Senior forward Joyner Holmes embodies the comeback story. Since the conclusion of her freshman season in 2017, Holmes’ tenure at Texas has been characterized by a constant battle to get back on the court.
The Cedar Hill native was a key player for the Longhorns during her first season. In 32 starts, Holmes averaged 12.1 points per game and a team high 8.2 rebounds per game. Her play earned her All Big 12 First Team and Big 12 Freshman of the Year honors.
“It was good, it was fun,” Holmes said of her freshman season. “It was a lot to put on my plate when I first got here … but I mean, I just took on a role. It wasn’t too bad.”
Although Holmes excelled on the court, the struggle of transitioning from high school to college plagued her behind the scenes. As is common with most freshmen, time management and being away from home for the first time were difficult challenges to overcome.

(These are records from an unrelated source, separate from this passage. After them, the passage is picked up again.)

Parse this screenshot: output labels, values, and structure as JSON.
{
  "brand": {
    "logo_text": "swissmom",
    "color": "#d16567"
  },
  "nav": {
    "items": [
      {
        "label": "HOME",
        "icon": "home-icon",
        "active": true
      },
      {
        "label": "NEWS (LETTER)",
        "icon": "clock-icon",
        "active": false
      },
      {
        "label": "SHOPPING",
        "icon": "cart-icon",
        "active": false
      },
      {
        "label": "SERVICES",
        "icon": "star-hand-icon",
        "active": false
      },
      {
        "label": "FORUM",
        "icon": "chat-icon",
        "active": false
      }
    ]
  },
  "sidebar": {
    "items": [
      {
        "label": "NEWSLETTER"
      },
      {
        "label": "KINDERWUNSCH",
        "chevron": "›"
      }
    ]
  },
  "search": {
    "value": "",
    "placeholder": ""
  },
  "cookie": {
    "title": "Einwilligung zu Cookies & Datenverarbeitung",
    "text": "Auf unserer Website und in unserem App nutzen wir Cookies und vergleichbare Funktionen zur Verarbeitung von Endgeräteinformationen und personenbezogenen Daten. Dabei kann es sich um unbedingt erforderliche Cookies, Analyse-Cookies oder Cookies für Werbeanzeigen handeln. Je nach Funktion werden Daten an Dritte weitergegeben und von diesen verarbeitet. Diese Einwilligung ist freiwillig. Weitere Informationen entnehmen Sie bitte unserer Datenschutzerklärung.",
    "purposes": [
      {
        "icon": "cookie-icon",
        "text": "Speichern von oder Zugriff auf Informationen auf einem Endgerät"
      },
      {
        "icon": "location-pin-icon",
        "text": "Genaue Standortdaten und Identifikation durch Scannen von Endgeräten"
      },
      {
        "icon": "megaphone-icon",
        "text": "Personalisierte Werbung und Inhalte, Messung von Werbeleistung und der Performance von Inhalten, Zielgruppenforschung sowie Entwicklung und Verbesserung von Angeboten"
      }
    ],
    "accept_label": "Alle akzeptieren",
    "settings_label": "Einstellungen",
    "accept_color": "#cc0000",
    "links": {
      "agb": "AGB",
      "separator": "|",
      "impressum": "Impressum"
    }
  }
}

“Everything is on a schedule (in college), so you have to be there on time,” Holmes said. “‘On time’ is not on time. It’s fifteen minutes before everything.”
After a freshman year that Holmes described as “rough,” things continued to crumble. The summer before her sophomore year, news came that Holmes would be suspended from UT after committing a University violation. The punishment also barred her from competing for the basketball team in the fall semester.
Athletes miss portions of their seasons all the time for various reasons, but Holmes said the fact that she wasn’t even enrolled in school took a toll on her.
“(The suspension) was hard,” Holmes said. “I don’t think many people have been through that here.”
Having parental support helped Holmes power through, as they refused to give up on her during the suspension. While she was away, her parents made her get a job. The experience of working was good for her and the lessons her parents taught her made a big difference in how Holmes spent her time.
“At first, I didn’t want to go out and do anything,” Holmes said. “But then, (I) was like, ‘I think this would be better for me to get out and meet new people and just do something. Don’t sit around and just be sad.’”
Head coach Karen Aston also stood behind Holmes, welcoming the forward’s future return with open arms. Holmes and Aston spoke with each other at least twice a week during the suspension, with Aston offering support to the young player. Aston could have pulled her scholarship at any time, but opted not to.
Aston witnessed Holmes’ resilience, which reinforced her faith in the player. However, there is still room for tough love in any coach to athlete relationship.
“She didn’t really ever bail on anything,” Aston said. “She owned up to mistakes. She handled her adversity. I think now she’s at a place where when you try to coach her hard ... she takes it and she understands that it’s to make her better.”
When Holmes returned to the court for the second half of her sophomore season, she took some time to adjust. Aston said the forward was “out of sync” after missing summer practices and the entire fall portion of the 2017-2018 season. The next summer, Holmes worked hard in the gym so that she could be in top form for her junior year.
Then, just weeks before the season opener, Holmes suffered another setback — a broken ankle. The injury would sideline her for eight games.
After missing the previous fall semester, Holmes initially had trouble coming to terms with another obstacle.
“It was just hard because it’s like at that point you’re just thinking ‘Okay, why? Why me, God?’” Holmes said.
While she was hurt, Heidi Wlezien, associate athletic trainer for the women’s basketball team, was someone Holmes spoke with a lot. Wlezien has worked with Holmes since her freshman year and has seen the forward become a stronger person.
“She’s had to deal with a lot,” Wlezien said. “She’s always overcome it and gotten back on the court and back to performing.”
When Holmes steps onto the court for Texas’ scrimmage against Lubbock Christian University on Oct. 28, she will be starting her first fall semester of play in three years. It hasn’t been an easy road for Holmes, but it has been a growing experience.
“Adversity is going to happen,” Holmes said. “Look at me today … I think that all those issues have made me who I am today because I’ve overcome them.”